▸ **Problem description**
Could you set down the records below exactly as they are, with no pictures?

####################

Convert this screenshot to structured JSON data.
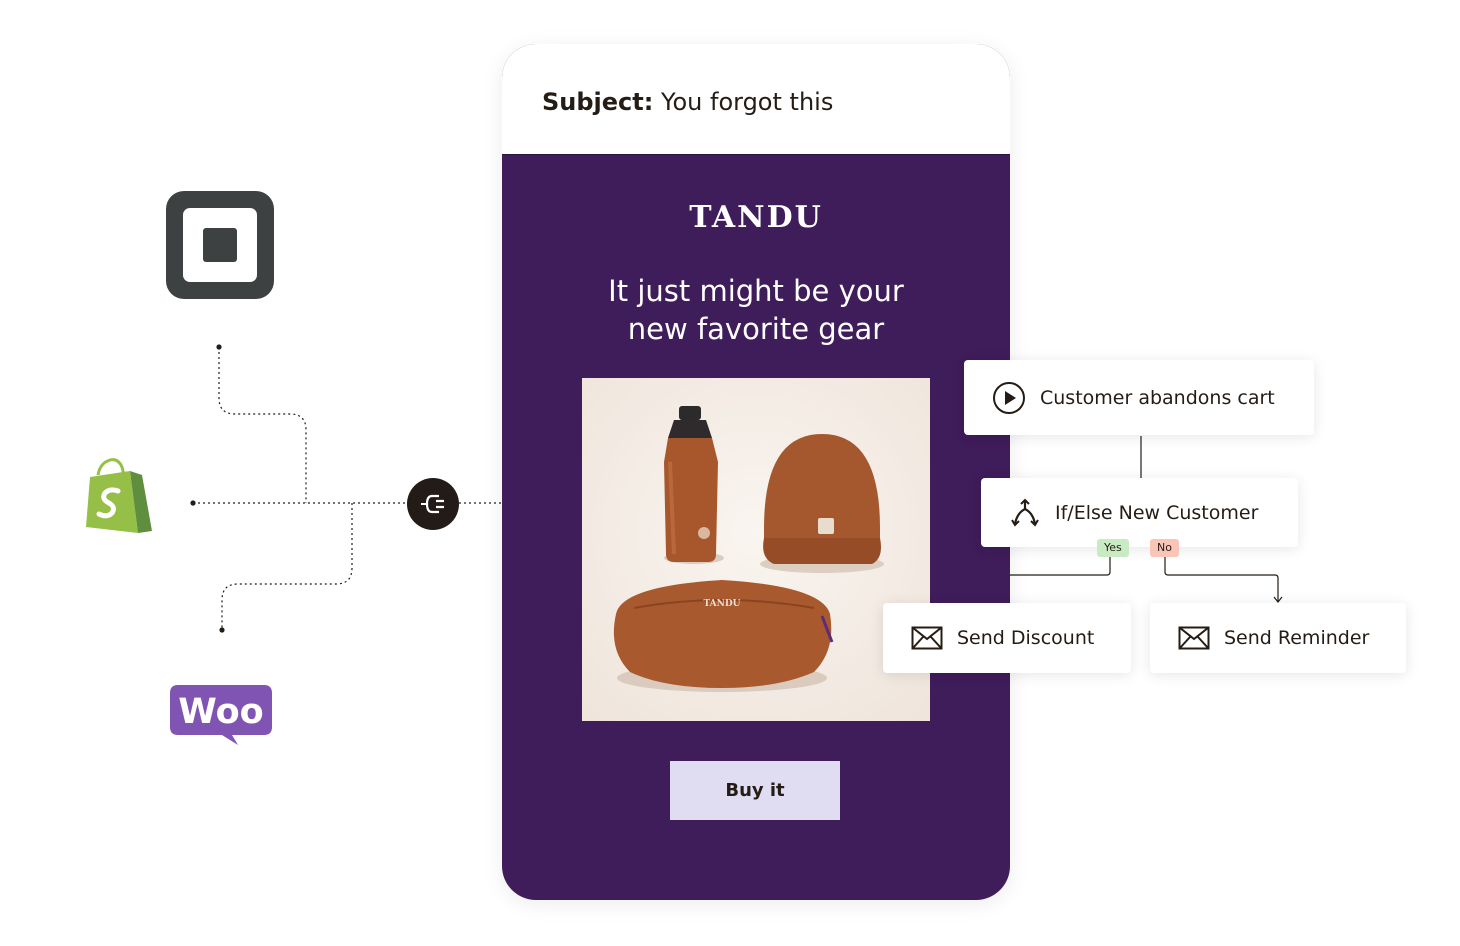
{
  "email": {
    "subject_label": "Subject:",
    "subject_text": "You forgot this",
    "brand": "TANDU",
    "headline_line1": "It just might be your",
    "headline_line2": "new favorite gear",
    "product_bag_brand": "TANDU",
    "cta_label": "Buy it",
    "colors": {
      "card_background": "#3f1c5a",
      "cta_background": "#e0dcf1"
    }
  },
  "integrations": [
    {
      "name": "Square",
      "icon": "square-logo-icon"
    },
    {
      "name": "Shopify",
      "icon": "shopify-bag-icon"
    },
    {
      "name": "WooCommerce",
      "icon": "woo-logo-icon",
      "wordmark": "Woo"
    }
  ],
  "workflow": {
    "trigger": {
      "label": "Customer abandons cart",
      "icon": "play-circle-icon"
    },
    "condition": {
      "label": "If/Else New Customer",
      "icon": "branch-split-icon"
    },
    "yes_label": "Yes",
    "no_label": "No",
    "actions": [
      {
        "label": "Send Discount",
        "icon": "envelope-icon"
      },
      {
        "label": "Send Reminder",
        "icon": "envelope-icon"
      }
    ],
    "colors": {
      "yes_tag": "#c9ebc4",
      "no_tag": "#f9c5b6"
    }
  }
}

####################

▸ **Answer for this exercise**
Convert this screenshot to structured JSON data.
{
  "email": {
    "subject_label": "Subject:",
    "subject_text": "You forgot this",
    "brand": "TANDU",
    "headline_line1": "It just might be your",
    "headline_line2": "new favorite gear",
    "product_bag_brand": "TANDU",
    "cta_label": "Buy it",
    "colors": {
      "card_background": "#3f1c5a",
      "cta_background": "#e0dcf1"
    }
  },
  "integrations": [
    {
      "name": "Square",
      "icon": "square-logo-icon"
    },
    {
      "name": "Shopify",
      "icon": "shopify-bag-icon"
    },
    {
      "name": "WooCommerce",
      "icon": "woo-logo-icon",
      "wordmark": "Woo"
    }
  ],
  "workflow": {
    "trigger": {
      "label": "Customer abandons cart",
      "icon": "play-circle-icon"
    },
    "condition": {
      "label": "If/Else New Customer",
      "icon": "branch-split-icon"
    },
    "yes_label": "Yes",
    "no_label": "No",
    "actions": [
      {
        "label": "Send Discount",
        "icon": "envelope-icon"
      },
      {
        "label": "Send Reminder",
        "icon": "envelope-icon"
      }
    ],
    "colors": {
      "yes_tag": "#c9ebc4",
      "no_tag": "#f9c5b6"
    }
  }
}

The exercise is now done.